What is required —
What is the number of lines in this data that contain the word "icon"? Give the number alone.

Input data —
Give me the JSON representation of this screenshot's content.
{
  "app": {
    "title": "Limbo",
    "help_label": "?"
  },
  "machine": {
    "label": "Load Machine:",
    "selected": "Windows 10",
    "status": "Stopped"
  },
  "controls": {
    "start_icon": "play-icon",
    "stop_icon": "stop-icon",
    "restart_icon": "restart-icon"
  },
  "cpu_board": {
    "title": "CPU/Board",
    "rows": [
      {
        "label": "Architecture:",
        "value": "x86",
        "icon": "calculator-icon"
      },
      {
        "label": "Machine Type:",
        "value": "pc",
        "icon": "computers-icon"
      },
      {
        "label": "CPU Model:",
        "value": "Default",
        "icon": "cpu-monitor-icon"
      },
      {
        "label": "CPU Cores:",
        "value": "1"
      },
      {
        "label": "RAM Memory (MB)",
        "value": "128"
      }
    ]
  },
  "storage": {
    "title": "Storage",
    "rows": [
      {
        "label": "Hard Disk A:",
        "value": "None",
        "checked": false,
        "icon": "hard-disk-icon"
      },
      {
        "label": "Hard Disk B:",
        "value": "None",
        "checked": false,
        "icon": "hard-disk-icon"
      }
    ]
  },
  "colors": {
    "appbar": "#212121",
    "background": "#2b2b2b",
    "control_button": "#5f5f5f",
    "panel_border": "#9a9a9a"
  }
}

Solved exercise —
8